BJS: That was certainly not possible in the mid-1950s to the late ’60s.

OE: So perhaps the anti-apartheid movement was a little bit more revolutionary, in terms of its political spirit and its identification with proletariat identities. But visually, in terms of iconographic depiction, the two movements are uncannily similar—right down to the way people dress. The pressed suit, the need to project an image of respectability . . . . I always wonder who was the creative director of the protests organized by the Black Sash Women. They must have had one, and a copywriter for all of their protest signs, and a choreographer for their movements, and a stylist—it’s such a complete performance. Think, too, of the American notion of linking arms, singing protest songs and spirituals…

BJS: It’s counterintuitive to think that a mass movement would be so image-conscious, but on both sides of the Atlantic, protesters seemed to know that visual media could be an assistive technology.

OE: And on the other hand, the apartheid state’s media consciousness was very crude; the political regime was unable to manage the deployment of propaganda extolling its virtues. Hendrik Verwoerd, prime minister from 1958 to 1966, said that the very term apartheid had been misunderstood, and emphasized that in Afrikaans, his language, it means “good neighborliness.” [Laughs.] The powers-that-be could not compete with the anti-apartheid movement in terms of its image consciousness and media savvy. The charismatic, smiling Mandela became an icon of an entire generation in part because he was a good salesperson, better than the dour, unsmiling, unattractive politicians in power. He had star quality, even in his rough moments.

Greame Williams, Right-wing groups gather in Pretoria’s Church Square to voice their anger at the F. W. de Klerk government’s attempts to transform the country, 1990. Courtesy the artist.
© Greame Williams.

BJS: I have a final question about the exhibition itself and how it fits into your chronology and your experience as a curator. Many of us in New York remember Snap Judgments (2006) and Archive Fever (2008), both presented at the International Center of Photography. Some who have been in the city longer will remember The Short Century, presented at MoMA/PS1 back in 2002. Will you situate Rise and Fall of Apartheid in the context of these earlier projects?
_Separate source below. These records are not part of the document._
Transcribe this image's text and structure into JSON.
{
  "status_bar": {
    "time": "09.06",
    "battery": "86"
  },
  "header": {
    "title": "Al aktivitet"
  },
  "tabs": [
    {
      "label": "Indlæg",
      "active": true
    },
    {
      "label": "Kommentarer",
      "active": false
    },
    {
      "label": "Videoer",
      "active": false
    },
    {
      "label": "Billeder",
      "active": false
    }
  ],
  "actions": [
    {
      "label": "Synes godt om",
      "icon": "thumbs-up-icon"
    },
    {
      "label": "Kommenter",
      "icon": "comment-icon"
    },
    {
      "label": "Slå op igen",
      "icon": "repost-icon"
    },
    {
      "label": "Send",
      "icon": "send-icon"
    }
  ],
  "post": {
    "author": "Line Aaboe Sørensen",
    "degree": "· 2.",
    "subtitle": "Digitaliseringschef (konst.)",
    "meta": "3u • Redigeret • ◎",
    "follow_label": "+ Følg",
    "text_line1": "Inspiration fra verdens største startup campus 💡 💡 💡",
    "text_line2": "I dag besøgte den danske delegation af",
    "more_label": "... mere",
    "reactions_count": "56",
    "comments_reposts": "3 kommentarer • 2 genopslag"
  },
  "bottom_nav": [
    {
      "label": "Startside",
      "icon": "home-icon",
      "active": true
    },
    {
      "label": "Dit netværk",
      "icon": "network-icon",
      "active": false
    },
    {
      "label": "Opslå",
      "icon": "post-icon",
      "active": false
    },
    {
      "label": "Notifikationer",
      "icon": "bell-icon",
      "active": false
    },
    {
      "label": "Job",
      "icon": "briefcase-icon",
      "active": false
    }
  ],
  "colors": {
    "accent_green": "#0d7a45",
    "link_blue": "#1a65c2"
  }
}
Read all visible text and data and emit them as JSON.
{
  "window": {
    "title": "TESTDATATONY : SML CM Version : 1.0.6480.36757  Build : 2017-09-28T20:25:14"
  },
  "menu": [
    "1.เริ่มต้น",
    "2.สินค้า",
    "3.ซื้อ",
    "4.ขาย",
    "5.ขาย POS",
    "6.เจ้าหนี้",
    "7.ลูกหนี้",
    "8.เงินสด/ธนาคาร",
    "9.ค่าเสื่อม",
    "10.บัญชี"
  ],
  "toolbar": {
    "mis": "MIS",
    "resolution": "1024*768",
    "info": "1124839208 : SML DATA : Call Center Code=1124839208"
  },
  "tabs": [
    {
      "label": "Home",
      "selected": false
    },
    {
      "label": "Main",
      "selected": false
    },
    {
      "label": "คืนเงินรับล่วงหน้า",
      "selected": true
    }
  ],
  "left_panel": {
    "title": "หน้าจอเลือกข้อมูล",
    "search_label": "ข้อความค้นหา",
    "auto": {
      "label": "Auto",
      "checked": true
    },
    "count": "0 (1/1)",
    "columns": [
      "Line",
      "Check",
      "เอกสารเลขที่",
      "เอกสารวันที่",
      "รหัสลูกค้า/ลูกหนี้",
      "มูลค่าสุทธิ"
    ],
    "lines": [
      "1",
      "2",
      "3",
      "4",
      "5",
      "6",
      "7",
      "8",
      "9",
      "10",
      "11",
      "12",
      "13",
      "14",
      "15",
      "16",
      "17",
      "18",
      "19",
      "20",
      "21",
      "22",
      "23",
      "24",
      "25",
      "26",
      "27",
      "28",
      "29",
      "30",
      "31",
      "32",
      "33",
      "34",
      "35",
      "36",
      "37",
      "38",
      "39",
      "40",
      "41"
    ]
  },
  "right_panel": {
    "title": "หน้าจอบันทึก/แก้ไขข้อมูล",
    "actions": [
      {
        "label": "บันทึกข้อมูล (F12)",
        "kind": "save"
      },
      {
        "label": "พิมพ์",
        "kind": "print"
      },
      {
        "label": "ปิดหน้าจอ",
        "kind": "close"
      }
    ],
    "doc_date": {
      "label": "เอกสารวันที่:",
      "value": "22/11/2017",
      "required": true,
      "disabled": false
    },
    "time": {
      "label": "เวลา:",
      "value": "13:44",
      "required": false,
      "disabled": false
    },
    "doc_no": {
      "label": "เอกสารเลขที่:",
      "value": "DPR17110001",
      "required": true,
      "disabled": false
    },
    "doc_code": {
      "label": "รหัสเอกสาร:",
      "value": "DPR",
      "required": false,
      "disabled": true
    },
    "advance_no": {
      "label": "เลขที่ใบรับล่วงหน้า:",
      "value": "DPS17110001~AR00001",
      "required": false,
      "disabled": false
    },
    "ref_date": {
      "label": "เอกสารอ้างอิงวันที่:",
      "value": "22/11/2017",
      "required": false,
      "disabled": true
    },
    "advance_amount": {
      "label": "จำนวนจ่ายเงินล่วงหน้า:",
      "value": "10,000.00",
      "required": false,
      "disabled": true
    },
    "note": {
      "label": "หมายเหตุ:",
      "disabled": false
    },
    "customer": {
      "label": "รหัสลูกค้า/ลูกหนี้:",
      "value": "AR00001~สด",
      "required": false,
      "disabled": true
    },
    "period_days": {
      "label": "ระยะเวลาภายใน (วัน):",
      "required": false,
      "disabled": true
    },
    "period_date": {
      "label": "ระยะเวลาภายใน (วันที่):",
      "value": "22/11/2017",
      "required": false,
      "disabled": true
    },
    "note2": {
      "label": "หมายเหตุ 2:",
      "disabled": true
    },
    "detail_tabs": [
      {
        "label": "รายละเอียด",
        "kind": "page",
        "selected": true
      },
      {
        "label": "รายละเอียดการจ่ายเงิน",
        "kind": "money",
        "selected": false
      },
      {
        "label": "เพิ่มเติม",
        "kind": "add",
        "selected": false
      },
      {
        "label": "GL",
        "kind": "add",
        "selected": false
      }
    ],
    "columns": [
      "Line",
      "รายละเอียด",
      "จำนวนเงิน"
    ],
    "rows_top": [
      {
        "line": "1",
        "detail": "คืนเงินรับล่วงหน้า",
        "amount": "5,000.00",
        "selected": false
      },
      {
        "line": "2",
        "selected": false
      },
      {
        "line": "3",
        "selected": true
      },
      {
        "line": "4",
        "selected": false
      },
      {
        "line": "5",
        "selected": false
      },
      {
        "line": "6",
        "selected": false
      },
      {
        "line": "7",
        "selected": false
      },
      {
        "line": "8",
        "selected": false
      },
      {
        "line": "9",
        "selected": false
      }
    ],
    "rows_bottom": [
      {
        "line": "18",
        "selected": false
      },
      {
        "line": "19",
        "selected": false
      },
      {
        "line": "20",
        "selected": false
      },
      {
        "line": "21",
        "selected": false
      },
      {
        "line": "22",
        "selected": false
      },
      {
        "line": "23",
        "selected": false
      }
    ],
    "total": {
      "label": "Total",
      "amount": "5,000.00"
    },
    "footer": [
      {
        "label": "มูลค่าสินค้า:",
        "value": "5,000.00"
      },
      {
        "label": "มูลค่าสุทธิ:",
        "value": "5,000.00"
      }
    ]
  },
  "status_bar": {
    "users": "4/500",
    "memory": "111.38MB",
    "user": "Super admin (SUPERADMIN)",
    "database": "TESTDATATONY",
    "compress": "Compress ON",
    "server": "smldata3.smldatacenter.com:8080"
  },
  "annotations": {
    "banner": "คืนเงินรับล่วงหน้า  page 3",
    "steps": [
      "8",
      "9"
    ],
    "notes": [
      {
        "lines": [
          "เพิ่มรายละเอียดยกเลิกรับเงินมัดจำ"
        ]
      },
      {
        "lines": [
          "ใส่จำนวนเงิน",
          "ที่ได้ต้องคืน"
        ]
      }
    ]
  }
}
OE: Well, this isn’t meant to be the third of a trilogy at ICP, but rather the second. The archive show was a kind of anomaly.

Snap Judgments was very much about the new century, and the ways in which contemporary photographers and artists were trying both to think through the idea of Africa with their images, and to counteract Western constructions of the continent and its people. Rise and Fall of Apartheid is the second show, looking at the twentieth century. The original idea was not to limit it to a case study, but to make it Africa-wide. The final piece of the trilogy was supposed to engage with the nineteenth century; it was to be titled Sun In Their Eyes: Photography and the Invention of Africa. What I was interested in, or what I am interested in, since the show—or a book, or something—is still to be made, is examining the first hundred years of photography in Africa. The project will examine different types of photographic depiction, from Walker Evans to Paul Strand in Ghana to Désiré Charnay in Madagascar to Augustus Washington, the African-American photographer who worked in Monrovia, Liberia, during the 1850s.

Let me end by saying that The Short Century was the genesis of many of these shows. I am still walking down the path I started with that exhibition. There are many things I wanted to do in that show that couldn’t happen, and I am still engaged with them intellectually.


Brian Sholis is a member of the editorial staff of Aperture Foundation. He writes frequently on photography, landscapes, and American history.